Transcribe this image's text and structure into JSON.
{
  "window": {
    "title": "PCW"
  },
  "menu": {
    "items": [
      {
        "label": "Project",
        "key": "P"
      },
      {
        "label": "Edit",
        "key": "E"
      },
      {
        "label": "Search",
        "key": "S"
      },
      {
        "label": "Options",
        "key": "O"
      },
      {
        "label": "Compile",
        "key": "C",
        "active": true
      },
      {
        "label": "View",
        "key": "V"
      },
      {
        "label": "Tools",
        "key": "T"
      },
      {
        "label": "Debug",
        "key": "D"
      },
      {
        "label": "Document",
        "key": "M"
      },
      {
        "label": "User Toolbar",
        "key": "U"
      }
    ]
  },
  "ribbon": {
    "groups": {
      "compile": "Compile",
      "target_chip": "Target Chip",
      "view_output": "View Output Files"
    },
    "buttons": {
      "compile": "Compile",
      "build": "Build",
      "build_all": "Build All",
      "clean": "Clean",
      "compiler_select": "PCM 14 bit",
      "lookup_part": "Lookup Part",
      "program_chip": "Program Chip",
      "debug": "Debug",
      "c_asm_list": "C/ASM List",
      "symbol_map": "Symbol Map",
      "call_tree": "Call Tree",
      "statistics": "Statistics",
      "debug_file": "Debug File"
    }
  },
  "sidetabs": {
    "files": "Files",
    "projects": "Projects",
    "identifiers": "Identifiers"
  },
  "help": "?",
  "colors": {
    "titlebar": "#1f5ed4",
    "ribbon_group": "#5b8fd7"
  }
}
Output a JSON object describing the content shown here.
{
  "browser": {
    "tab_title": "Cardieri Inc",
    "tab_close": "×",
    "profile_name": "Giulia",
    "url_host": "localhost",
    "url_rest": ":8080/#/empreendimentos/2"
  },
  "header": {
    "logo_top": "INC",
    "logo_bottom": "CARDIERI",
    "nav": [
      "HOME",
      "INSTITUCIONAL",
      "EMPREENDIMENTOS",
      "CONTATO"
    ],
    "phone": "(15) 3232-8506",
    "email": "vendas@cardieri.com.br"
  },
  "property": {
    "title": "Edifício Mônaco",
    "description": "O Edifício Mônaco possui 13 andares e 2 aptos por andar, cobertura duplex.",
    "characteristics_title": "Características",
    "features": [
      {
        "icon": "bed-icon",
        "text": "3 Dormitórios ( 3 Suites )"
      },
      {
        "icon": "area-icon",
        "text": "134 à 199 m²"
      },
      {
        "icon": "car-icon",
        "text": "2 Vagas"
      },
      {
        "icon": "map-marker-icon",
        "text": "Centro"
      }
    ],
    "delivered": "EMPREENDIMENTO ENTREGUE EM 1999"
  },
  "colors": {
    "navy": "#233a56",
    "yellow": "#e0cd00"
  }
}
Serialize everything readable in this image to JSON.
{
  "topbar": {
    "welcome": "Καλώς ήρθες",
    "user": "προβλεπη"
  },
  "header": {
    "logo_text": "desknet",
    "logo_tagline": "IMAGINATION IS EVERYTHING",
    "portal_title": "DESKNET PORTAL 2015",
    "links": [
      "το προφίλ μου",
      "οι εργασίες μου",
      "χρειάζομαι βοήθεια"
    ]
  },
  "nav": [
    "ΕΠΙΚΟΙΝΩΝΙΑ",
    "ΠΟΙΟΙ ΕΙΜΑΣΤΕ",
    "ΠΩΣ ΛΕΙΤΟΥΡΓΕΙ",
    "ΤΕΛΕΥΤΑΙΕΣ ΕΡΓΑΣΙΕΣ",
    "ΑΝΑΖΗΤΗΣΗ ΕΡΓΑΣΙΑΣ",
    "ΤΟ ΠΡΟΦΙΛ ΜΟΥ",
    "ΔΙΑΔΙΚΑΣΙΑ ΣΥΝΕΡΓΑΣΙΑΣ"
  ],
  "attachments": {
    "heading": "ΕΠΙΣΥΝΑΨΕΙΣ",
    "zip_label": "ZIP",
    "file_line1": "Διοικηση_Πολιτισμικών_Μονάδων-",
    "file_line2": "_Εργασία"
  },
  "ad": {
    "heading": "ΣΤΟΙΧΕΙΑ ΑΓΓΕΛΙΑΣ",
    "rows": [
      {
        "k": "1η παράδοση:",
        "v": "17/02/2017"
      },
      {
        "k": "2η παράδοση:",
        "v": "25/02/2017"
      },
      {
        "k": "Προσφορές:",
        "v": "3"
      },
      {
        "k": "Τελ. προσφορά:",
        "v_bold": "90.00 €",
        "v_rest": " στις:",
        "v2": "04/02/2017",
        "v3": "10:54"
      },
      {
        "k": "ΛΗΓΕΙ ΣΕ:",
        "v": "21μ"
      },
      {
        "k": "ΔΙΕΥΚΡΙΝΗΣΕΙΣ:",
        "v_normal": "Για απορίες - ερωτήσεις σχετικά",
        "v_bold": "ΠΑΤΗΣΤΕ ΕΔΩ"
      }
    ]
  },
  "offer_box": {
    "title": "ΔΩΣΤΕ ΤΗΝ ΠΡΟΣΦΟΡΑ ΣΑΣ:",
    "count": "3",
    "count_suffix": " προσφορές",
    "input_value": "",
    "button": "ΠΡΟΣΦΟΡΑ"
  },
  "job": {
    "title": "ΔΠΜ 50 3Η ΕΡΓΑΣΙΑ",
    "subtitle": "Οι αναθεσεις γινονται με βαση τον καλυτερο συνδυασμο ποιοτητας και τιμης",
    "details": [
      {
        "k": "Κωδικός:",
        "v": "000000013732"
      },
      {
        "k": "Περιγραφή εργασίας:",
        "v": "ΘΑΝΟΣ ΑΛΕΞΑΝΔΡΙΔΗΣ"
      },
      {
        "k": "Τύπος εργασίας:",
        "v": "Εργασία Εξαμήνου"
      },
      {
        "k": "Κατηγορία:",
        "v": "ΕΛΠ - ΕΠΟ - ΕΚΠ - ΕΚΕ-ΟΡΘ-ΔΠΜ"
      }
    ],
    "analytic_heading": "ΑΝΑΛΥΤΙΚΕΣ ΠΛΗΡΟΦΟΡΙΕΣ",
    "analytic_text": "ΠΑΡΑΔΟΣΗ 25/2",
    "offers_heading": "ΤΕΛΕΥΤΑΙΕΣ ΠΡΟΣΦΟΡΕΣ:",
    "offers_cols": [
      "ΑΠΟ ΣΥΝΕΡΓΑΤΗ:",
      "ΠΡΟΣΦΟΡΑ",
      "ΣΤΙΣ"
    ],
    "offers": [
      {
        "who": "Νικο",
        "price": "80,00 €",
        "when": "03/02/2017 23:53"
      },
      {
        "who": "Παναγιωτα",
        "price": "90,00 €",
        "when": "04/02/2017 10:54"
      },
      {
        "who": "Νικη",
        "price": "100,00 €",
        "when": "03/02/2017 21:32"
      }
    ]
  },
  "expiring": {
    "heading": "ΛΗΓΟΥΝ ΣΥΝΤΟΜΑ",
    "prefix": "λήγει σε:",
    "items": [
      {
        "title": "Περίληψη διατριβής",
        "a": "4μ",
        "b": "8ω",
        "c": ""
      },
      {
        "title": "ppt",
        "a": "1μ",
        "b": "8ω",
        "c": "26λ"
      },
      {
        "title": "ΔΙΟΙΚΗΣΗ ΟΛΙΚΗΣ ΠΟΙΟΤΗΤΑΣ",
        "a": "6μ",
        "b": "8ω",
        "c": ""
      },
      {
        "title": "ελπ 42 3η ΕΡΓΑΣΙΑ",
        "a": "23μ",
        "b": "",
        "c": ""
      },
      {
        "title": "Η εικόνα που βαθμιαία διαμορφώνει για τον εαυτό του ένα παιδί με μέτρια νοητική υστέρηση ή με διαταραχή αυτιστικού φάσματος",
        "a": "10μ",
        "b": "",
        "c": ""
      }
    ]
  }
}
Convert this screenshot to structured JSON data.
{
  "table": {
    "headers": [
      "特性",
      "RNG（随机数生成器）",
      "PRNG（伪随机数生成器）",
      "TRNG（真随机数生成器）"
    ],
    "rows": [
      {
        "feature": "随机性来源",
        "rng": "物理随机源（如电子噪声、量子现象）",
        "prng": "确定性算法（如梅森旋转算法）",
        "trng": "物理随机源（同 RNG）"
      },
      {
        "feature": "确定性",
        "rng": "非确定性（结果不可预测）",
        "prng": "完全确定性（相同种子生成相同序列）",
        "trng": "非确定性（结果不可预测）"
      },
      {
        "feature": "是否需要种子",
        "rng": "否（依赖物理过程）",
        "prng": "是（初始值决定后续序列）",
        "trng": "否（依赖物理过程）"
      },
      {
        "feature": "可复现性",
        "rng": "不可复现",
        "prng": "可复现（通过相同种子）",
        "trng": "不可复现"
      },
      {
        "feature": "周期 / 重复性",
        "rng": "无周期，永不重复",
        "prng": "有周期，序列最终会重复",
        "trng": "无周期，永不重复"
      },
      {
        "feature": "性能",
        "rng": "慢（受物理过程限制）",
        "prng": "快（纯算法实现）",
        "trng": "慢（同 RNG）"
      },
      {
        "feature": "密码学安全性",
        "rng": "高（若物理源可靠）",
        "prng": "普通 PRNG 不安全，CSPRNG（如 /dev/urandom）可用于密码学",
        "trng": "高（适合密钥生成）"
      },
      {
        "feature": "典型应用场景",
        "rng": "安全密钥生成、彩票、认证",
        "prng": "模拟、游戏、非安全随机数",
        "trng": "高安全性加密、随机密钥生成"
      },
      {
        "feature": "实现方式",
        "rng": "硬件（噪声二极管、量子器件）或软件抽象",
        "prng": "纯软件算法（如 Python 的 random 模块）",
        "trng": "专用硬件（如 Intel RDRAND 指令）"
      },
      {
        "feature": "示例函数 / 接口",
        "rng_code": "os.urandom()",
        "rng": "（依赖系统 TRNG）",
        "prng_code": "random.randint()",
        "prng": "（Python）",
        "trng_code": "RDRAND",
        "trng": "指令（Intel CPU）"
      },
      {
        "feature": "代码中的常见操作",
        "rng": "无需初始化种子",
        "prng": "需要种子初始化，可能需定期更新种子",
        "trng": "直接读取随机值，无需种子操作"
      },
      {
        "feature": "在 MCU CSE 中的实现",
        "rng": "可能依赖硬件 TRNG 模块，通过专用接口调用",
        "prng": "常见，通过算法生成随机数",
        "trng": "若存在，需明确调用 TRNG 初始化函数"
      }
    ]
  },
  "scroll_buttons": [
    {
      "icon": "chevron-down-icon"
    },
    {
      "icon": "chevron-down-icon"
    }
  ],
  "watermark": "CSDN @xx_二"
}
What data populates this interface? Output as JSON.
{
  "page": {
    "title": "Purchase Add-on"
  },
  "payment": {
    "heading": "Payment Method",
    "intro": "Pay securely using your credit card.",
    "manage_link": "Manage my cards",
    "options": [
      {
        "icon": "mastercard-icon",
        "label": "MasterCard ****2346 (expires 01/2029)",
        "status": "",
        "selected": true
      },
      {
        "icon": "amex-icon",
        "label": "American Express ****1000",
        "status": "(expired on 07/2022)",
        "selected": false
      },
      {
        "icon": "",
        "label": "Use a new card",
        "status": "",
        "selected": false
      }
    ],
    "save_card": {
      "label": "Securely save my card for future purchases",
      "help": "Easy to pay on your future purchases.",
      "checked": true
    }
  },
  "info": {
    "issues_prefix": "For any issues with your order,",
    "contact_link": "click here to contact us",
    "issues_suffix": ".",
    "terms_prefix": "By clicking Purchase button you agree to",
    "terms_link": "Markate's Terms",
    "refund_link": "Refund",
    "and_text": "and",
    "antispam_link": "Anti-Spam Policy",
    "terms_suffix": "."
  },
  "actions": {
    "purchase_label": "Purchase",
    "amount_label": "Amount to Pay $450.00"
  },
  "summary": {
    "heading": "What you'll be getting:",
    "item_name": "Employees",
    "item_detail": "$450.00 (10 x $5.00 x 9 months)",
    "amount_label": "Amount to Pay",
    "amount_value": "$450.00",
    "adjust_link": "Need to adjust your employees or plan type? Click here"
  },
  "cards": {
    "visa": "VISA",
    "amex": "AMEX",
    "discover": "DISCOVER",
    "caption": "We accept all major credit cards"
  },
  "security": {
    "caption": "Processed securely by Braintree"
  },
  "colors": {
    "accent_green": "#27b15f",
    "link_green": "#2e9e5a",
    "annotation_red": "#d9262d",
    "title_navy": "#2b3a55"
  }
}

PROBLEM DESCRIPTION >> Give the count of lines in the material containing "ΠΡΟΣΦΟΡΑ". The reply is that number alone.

FINAL ANSWER >> 3